§ TO DO: Find every line below where the string "color" shows up, and copy those lines.

(Page and application data records)
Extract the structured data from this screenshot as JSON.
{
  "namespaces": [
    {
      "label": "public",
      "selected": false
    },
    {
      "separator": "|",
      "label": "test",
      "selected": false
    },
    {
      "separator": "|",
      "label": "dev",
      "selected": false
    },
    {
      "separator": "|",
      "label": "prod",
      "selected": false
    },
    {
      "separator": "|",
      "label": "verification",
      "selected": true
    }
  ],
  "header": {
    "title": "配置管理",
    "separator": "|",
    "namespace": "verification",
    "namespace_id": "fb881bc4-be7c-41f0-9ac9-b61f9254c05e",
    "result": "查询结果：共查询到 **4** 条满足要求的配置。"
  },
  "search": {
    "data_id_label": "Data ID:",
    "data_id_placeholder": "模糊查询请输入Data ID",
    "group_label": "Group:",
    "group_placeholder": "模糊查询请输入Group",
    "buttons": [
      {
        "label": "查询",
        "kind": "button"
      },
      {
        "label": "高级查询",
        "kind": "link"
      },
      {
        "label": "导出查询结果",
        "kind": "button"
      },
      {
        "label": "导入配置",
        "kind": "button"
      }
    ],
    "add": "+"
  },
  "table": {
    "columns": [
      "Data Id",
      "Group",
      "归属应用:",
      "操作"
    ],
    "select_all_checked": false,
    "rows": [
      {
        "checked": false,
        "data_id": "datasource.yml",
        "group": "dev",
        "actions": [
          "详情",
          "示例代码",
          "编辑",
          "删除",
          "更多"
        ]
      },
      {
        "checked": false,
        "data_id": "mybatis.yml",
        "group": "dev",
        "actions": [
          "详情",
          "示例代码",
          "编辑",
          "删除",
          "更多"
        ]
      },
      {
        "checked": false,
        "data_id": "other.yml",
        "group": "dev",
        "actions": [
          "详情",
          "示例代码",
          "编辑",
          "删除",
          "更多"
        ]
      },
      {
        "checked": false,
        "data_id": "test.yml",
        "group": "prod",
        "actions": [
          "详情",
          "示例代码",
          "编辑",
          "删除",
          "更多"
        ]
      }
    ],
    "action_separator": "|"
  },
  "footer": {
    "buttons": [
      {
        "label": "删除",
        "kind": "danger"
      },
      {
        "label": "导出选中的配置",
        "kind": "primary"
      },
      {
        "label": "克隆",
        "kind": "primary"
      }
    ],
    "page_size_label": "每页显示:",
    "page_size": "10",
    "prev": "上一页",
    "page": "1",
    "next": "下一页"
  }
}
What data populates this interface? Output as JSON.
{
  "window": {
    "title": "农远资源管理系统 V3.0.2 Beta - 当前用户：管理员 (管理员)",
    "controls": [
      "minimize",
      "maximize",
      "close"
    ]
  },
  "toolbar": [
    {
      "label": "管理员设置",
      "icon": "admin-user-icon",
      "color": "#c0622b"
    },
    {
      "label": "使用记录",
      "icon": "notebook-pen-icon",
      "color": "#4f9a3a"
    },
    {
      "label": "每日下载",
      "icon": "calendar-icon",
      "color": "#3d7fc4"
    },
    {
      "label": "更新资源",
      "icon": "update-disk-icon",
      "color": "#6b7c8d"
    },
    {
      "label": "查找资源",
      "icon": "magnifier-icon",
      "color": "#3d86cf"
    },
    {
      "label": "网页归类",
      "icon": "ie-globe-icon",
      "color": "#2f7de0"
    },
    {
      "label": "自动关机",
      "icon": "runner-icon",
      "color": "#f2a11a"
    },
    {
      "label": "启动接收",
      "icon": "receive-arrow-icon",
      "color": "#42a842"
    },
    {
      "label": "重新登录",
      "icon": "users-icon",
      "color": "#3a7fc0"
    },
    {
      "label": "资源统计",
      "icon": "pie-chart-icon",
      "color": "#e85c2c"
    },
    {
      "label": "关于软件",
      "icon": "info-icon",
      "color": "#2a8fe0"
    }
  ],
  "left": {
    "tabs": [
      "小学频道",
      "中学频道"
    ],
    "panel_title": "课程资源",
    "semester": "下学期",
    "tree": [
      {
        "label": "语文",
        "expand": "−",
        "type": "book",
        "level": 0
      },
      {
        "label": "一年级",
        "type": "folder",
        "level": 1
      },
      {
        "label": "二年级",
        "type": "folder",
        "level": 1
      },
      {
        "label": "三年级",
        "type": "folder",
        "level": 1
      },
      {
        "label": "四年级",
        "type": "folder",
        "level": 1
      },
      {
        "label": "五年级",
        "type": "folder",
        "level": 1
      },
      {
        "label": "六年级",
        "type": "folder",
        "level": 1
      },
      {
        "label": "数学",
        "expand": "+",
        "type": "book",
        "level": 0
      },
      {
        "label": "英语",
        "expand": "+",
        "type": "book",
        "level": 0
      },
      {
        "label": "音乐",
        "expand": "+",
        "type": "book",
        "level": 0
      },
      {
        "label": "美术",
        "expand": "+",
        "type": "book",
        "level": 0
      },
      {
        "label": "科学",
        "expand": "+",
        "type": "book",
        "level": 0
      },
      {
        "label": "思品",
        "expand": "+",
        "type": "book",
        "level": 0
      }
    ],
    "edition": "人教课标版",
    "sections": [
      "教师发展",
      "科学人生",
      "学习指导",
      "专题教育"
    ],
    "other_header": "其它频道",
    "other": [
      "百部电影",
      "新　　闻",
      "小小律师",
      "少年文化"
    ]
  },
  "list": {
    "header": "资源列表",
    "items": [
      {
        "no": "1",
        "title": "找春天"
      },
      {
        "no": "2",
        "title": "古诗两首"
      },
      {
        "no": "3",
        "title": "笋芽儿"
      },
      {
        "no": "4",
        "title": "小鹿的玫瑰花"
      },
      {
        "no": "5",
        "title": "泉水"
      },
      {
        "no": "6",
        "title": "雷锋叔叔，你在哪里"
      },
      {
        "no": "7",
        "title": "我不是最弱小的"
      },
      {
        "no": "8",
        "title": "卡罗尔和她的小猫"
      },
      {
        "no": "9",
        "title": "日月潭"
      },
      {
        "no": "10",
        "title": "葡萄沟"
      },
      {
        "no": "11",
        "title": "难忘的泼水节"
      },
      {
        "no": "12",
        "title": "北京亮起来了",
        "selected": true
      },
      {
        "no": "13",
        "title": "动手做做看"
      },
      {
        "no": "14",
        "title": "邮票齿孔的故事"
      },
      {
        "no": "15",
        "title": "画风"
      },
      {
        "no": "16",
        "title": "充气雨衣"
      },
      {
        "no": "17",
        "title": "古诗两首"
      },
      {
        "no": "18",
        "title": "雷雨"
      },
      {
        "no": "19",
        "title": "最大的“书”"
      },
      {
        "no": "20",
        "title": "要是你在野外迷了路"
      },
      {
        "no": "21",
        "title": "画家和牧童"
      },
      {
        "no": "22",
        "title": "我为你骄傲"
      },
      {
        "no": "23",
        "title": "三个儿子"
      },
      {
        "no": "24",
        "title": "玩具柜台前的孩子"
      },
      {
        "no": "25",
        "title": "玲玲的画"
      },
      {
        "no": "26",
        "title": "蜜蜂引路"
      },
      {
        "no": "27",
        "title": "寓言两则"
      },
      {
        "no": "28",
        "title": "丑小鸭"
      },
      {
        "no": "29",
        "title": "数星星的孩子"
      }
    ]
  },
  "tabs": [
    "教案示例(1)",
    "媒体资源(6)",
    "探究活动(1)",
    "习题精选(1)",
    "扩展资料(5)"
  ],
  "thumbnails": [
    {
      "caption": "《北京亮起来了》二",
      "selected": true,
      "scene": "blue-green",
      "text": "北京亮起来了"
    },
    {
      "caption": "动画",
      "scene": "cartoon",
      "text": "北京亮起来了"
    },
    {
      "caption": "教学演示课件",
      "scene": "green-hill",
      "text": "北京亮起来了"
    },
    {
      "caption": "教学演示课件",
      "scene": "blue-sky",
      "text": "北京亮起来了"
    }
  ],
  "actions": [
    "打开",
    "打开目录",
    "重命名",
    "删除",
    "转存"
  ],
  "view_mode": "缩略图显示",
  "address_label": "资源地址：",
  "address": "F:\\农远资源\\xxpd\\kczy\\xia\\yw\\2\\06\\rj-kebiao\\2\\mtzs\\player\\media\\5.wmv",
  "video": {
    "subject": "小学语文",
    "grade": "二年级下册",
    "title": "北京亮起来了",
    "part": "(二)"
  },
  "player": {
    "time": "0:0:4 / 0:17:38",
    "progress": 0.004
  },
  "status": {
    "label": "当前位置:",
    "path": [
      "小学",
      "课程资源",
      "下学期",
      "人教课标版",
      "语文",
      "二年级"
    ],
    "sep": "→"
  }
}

§ ANSWER TO THIS EXERCISE:
      "color": "#c0622b"
      "color": "#4f9a3a"
      "color": "#3d7fc4"
      "color": "#6b7c8d"
      "color": "#3d86cf"
      "color": "#2f7de0"
      "color": "#f2a11a"
      "color": "#42a842"
      "color": "#3a7fc0"
      "color": "#e85c2c"
      "color": "#2a8fe0"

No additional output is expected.